Start of EXTRACTED INFORMATION

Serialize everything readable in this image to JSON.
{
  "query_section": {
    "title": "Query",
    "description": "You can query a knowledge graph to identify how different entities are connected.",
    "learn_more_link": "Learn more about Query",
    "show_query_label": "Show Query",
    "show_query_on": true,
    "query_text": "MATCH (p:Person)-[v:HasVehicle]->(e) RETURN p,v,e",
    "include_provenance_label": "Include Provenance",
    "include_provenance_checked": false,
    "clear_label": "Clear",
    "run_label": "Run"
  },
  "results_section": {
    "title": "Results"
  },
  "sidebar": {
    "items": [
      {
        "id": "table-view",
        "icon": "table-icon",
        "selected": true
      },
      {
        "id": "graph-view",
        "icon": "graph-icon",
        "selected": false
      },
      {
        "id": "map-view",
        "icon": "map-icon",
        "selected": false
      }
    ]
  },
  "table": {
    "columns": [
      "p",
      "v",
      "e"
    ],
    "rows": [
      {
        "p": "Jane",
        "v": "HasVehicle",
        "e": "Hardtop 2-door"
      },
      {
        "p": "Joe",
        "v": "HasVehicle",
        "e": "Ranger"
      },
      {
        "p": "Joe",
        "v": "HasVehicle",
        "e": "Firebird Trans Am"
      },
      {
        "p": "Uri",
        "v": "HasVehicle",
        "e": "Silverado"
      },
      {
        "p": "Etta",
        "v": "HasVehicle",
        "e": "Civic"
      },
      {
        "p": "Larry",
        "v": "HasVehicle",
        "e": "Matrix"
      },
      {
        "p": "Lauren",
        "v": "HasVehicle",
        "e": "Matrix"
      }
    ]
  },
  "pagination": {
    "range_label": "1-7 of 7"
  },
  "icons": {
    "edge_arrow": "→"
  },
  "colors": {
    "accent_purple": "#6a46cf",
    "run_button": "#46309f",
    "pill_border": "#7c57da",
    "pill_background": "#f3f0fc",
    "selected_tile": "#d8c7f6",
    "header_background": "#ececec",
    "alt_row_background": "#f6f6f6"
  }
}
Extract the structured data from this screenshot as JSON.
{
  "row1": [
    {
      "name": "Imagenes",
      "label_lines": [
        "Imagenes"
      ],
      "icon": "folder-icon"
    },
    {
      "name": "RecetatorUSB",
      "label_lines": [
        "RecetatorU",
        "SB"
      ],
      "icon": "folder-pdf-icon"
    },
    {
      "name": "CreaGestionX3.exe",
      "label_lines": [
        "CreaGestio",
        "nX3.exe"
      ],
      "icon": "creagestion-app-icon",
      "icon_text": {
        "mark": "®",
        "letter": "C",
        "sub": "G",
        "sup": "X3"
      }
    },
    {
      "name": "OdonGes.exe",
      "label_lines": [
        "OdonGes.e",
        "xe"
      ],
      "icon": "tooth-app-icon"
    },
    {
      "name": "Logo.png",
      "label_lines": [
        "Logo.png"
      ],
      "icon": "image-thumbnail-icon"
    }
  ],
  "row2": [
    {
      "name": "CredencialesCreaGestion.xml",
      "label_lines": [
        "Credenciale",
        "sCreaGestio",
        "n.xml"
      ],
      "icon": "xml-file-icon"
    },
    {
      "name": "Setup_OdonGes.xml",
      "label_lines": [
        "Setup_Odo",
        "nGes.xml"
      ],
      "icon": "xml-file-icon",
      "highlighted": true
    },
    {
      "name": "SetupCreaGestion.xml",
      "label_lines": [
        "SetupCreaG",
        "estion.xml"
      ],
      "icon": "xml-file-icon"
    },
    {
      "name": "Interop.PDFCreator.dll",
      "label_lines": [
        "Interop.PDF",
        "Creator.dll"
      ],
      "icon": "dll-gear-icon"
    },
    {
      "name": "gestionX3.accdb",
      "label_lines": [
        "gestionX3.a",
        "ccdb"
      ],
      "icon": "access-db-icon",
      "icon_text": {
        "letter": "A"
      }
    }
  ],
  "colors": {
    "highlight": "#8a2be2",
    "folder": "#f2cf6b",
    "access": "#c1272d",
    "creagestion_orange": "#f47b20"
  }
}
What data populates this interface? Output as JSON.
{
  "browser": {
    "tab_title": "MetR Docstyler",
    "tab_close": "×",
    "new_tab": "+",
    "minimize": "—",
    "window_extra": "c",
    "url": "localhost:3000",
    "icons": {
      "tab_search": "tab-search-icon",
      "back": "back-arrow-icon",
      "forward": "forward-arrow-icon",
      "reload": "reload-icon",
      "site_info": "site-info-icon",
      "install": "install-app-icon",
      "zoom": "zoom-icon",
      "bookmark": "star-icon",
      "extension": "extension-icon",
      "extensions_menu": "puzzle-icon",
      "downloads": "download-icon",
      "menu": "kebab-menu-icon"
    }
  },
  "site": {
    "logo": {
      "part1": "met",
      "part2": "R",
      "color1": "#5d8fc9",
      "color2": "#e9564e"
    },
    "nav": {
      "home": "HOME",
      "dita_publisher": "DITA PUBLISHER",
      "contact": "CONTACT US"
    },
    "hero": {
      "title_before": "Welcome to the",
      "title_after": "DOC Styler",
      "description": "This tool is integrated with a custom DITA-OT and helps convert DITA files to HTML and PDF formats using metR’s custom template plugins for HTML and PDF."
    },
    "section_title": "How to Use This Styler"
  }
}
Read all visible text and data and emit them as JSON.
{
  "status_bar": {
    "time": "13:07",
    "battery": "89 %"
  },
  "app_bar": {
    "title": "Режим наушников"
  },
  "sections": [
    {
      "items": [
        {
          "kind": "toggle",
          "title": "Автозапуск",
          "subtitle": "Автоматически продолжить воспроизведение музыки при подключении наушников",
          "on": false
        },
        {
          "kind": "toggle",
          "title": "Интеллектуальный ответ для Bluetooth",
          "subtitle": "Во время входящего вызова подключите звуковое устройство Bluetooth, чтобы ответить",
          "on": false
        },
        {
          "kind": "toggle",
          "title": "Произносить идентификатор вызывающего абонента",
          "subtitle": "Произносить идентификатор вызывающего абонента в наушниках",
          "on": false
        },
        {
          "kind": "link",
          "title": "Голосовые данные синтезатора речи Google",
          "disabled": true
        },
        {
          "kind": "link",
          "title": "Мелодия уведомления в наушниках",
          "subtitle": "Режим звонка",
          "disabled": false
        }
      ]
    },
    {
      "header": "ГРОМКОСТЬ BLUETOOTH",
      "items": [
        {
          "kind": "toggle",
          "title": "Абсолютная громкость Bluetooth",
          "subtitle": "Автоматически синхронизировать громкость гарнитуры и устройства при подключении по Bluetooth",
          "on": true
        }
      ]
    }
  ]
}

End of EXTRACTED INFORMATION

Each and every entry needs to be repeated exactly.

Serialize everything readable in this image to JSON.
{
  "query_section": {
    "title": "Query",
    "description": "You can query a knowledge graph to identify how different entities are connected.",
    "learn_more_link": "Learn more about Query",
    "show_query_label": "Show Query",
    "show_query_on": true,
    "query_text": "MATCH (p:Person)-[v:HasVehicle]->(e) RETURN p,v,e",
    "include_provenance_label": "Include Provenance",
    "include_provenance_checked": false,
    "clear_label": "Clear",
    "run_label": "Run"
  },
  "results_section": {
    "title": "Results"
  },
  "sidebar": {
    "items": [
      {
        "id": "table-view",
        "icon": "table-icon",
        "selected": true
      },
      {
        "id": "graph-view",
        "icon": "graph-icon",
        "selected": false
      },
      {
        "id": "map-view",
        "icon": "map-icon",
        "selected": false
      }
    ]
  },
  "table": {
    "columns": [
      "p",
      "v",
      "e"
    ],
    "rows": [
      {
        "p": "Jane",
        "v": "HasVehicle",
        "e": "Hardtop 2-door"
      },
      {
        "p": "Joe",
        "v": "HasVehicle",
        "e": "Ranger"
      },
      {
        "p": "Joe",
        "v": "HasVehicle",
        "e": "Firebird Trans Am"
      },
      {
        "p": "Uri",
        "v": "HasVehicle",
        "e": "Silverado"
      },
      {
        "p": "Etta",
        "v": "HasVehicle",
        "e": "Civic"
      },
      {
        "p": "Larry",
        "v": "HasVehicle",
        "e": "Matrix"
      },
      {
        "p": "Lauren",
        "v": "HasVehicle",
        "e": "Matrix"
      }
    ]
  },
  "pagination": {
    "range_label": "1-7 of 7"
  },
  "icons": {
    "edge_arrow": "→"
  },
  "colors": {
    "accent_purple": "#6a46cf",
    "run_button": "#46309f",
    "pill_border": "#7c57da",
    "pill_background": "#f3f0fc",
    "selected_tile": "#d8c7f6",
    "header_background": "#ececec",
    "alt_row_background": "#f6f6f6"
  }
}
Extract the structured data from this screenshot as JSON.
{
  "row1": [
    {
      "name": "Imagenes",
      "label_lines": [
        "Imagenes"
      ],
      "icon": "folder-icon"
    },
    {
      "name": "RecetatorUSB",
      "label_lines": [
        "RecetatorU",
        "SB"
      ],
      "icon": "folder-pdf-icon"
    },
    {
      "name": "CreaGestionX3.exe",
      "label_lines": [
        "CreaGestio",
        "nX3.exe"
      ],
      "icon": "creagestion-app-icon",
      "icon_text": {
        "mark": "®",
        "letter": "C",
        "sub": "G",
        "sup": "X3"
      }
    },
    {
      "name": "OdonGes.exe",
      "label_lines": [
        "OdonGes.e",
        "xe"
      ],
      "icon": "tooth-app-icon"
    },
    {
      "name": "Logo.png",
      "label_lines": [
        "Logo.png"
      ],
      "icon": "image-thumbnail-icon"
    }
  ],
  "row2": [
    {
      "name": "CredencialesCreaGestion.xml",
      "label_lines": [
        "Credenciale",
        "sCreaGestio",
        "n.xml"
      ],
      "icon": "xml-file-icon"
    },
    {
      "name": "Setup_OdonGes.xml",
      "label_lines": [
        "Setup_Odo",
        "nGes.xml"
      ],
      "icon": "xml-file-icon",
      "highlighted": true
    },
    {
      "name": "SetupCreaGestion.xml",
      "label_lines": [
        "SetupCreaG",
        "estion.xml"
      ],
      "icon": "xml-file-icon"
    },
    {
      "name": "Interop.PDFCreator.dll",
      "label_lines": [
        "Interop.PDF",
        "Creator.dll"
      ],
      "icon": "dll-gear-icon"
    },
    {
      "name": "gestionX3.accdb",
      "label_lines": [
        "gestionX3.a",
        "ccdb"
      ],
      "icon": "access-db-icon",
      "icon_text": {
        "letter": "A"
      }
    }
  ],
  "colors": {
    "highlight": "#8a2be2",
    "folder": "#f2cf6b",
    "access": "#c1272d",
    "creagestion_orange": "#f47b20"
  }
}
What data populates this interface? Output as JSON.
{
  "browser": {
    "tab_title": "MetR Docstyler",
    "tab_close": "×",
    "new_tab": "+",
    "minimize": "—",
    "window_extra": "c",
    "url": "localhost:3000",
    "icons": {
      "tab_search": "tab-search-icon",
      "back": "back-arrow-icon",
      "forward": "forward-arrow-icon",
      "reload": "reload-icon",
      "site_info": "site-info-icon",
      "install": "install-app-icon",
      "zoom": "zoom-icon",
      "bookmark": "star-icon",
      "extension": "extension-icon",
      "extensions_menu": "puzzle-icon",
      "downloads": "download-icon",
      "menu": "kebab-menu-icon"
    }
  },
  "site": {
    "logo": {
      "part1": "met",
      "part2": "R",
      "color1": "#5d8fc9",
      "color2": "#e9564e"
    },
    "nav": {
      "home": "HOME",
      "dita_publisher": "DITA PUBLISHER",
      "contact": "CONTACT US"
    },
    "hero": {
      "title_before": "Welcome to the",
      "title_after": "DOC Styler",
      "description": "This tool is integrated with a custom DITA-OT and helps convert DITA files to HTML and PDF formats using metR’s custom template plugins for HTML and PDF."
    },
    "section_title": "How to Use This Styler"
  }
}
Read all visible text and data and emit them as JSON.
{
  "status_bar": {
    "time": "13:07",
    "battery": "89 %"
  },
  "app_bar": {
    "title": "Режим наушников"
  },
  "sections": [
    {
      "items": [
        {
          "kind": "toggle",
          "title": "Автозапуск",
          "subtitle": "Автоматически продолжить воспроизведение музыки при подключении наушников",
          "on": false
        },
        {
          "kind": "toggle",
          "title": "Интеллектуальный ответ для Bluetooth",
          "subtitle": "Во время входящего вызова подключите звуковое устройство Bluetooth, чтобы ответить",
          "on": false
        },
        {
          "kind": "toggle",
          "title": "Произносить идентификатор вызывающего абонента",
          "subtitle": "Произносить идентификатор вызывающего абонента в наушниках",
          "on": false
        },
        {
          "kind": "link",
          "title": "Голосовые данные синтезатора речи Google",
          "disabled": true
        },
        {
          "kind": "link",
          "title": "Мелодия уведомления в наушниках",
          "subtitle": "Режим звонка",
          "disabled": false
        }
      ]
    },
    {
      "header": "ГРОМКОСТЬ BLUETOOTH",
      "items": [
        {
          "kind": "toggle",
          "title": "Абсолютная громкость Bluetooth",
          "subtitle": "Автоматически синхронизировать громкость гарнитуры и устройства при подключении по Bluetooth",
          "on": true
        }
      ]
    }
  ]
}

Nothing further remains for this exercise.